[EXERCISE GOAL]
Once the pictures are set aside, print the records that follow exactly as written.
BEGIN SUPPLIED MATERIAL
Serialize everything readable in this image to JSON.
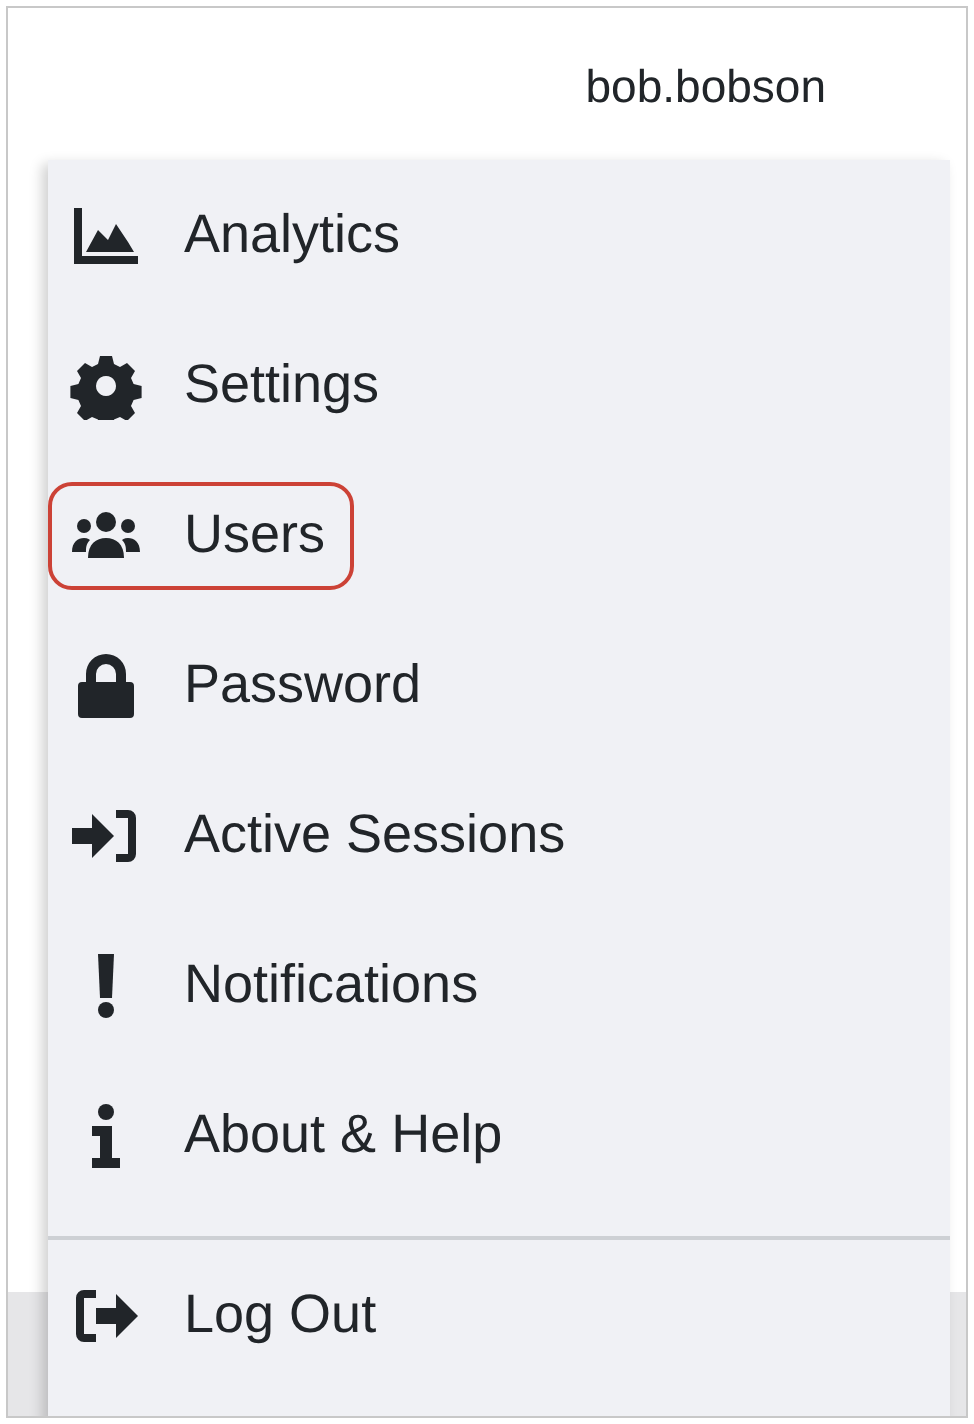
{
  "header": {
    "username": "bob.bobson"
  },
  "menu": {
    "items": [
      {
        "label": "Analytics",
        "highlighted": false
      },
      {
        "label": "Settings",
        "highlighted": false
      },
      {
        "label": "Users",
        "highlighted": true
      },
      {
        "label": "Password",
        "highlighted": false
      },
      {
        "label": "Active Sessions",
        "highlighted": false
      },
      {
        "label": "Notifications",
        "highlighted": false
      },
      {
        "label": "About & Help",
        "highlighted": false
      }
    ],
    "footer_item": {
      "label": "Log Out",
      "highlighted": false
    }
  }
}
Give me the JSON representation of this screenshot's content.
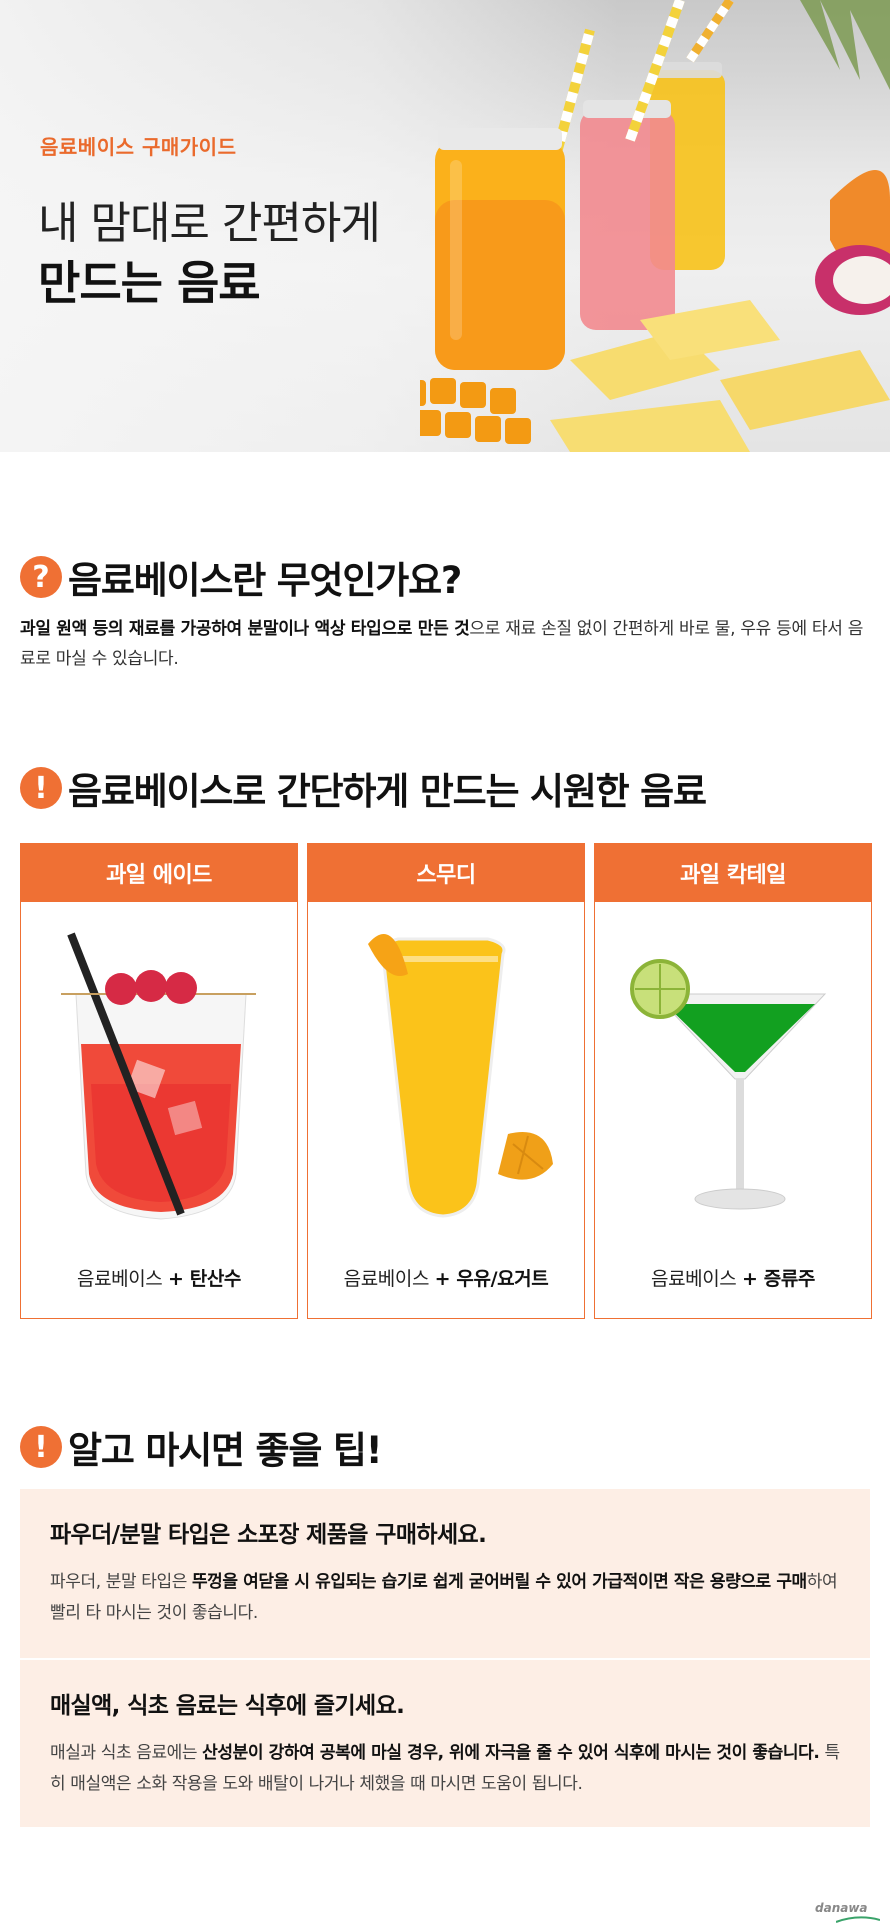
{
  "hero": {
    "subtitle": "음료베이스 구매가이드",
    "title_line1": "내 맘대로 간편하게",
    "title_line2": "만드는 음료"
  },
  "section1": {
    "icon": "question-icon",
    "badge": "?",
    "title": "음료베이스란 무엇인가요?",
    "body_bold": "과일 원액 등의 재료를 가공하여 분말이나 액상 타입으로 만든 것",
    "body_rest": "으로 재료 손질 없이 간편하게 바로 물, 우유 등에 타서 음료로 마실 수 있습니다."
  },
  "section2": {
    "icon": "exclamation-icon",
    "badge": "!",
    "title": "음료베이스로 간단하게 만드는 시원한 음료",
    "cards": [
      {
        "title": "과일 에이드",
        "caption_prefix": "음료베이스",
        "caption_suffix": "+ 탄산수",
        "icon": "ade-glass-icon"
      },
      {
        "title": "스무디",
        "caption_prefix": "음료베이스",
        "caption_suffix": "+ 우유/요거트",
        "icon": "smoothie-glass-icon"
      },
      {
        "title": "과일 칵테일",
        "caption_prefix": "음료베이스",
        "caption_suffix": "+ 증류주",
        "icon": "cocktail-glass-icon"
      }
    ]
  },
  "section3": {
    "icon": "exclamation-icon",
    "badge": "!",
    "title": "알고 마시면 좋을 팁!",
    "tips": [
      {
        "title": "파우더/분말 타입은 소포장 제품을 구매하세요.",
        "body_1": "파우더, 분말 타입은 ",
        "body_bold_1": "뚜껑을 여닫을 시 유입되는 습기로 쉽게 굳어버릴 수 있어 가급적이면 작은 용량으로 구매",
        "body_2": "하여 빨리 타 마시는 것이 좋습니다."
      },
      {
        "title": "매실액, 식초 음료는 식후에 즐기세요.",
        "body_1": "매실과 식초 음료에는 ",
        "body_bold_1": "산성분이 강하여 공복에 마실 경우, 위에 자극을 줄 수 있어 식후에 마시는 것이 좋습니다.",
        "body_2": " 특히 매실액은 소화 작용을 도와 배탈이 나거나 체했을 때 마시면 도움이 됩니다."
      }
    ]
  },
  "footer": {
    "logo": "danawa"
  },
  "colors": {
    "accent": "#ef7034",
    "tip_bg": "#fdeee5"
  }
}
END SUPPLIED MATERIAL
[ANSWER BOX]
Serialize everything readable in this image to JSON.
{
  "header": {
    "username": "bob.bobson"
  },
  "menu": {
    "items": [
      {
        "label": "Analytics",
        "highlighted": false
      },
      {
        "label": "Settings",
        "highlighted": false
      },
      {
        "label": "Users",
        "highlighted": true
      },
      {
        "label": "Password",
        "highlighted": false
      },
      {
        "label": "Active Sessions",
        "highlighted": false
      },
      {
        "label": "Notifications",
        "highlighted": false
      },
      {
        "label": "About & Help",
        "highlighted": false
      }
    ],
    "footer_item": {
      "label": "Log Out",
      "highlighted": false
    }
  }
}
Give me the JSON representation of this screenshot's content.
{
  "hero": {
    "subtitle": "음료베이스 구매가이드",
    "title_line1": "내 맘대로 간편하게",
    "title_line2": "만드는 음료"
  },
  "section1": {
    "icon": "question-icon",
    "badge": "?",
    "title": "음료베이스란 무엇인가요?",
    "body_bold": "과일 원액 등의 재료를 가공하여 분말이나 액상 타입으로 만든 것",
    "body_rest": "으로 재료 손질 없이 간편하게 바로 물, 우유 등에 타서 음료로 마실 수 있습니다."
  },
  "section2": {
    "icon": "exclamation-icon",
    "badge": "!",
    "title": "음료베이스로 간단하게 만드는 시원한 음료",
    "cards": [
      {
        "title": "과일 에이드",
        "caption_prefix": "음료베이스",
        "caption_suffix": "+ 탄산수",
        "icon": "ade-glass-icon"
      },
      {
        "title": "스무디",
        "caption_prefix": "음료베이스",
        "caption_suffix": "+ 우유/요거트",
        "icon": "smoothie-glass-icon"
      },
      {
        "title": "과일 칵테일",
        "caption_prefix": "음료베이스",
        "caption_suffix": "+ 증류주",
        "icon": "cocktail-glass-icon"
      }
    ]
  },
  "section3": {
    "icon": "exclamation-icon",
    "badge": "!",
    "title": "알고 마시면 좋을 팁!",
    "tips": [
      {
        "title": "파우더/분말 타입은 소포장 제품을 구매하세요.",
        "body_1": "파우더, 분말 타입은 ",
        "body_bold_1": "뚜껑을 여닫을 시 유입되는 습기로 쉽게 굳어버릴 수 있어 가급적이면 작은 용량으로 구매",
        "body_2": "하여 빨리 타 마시는 것이 좋습니다."
      },
      {
        "title": "매실액, 식초 음료는 식후에 즐기세요.",
        "body_1": "매실과 식초 음료에는 ",
        "body_bold_1": "산성분이 강하여 공복에 마실 경우, 위에 자극을 줄 수 있어 식후에 마시는 것이 좋습니다.",
        "body_2": " 특히 매실액은 소화 작용을 도와 배탈이 나거나 체했을 때 마시면 도움이 됩니다."
      }
    ]
  },
  "footer": {
    "logo": "danawa"
  },
  "colors": {
    "accent": "#ef7034",
    "tip_bg": "#fdeee5"
  }
}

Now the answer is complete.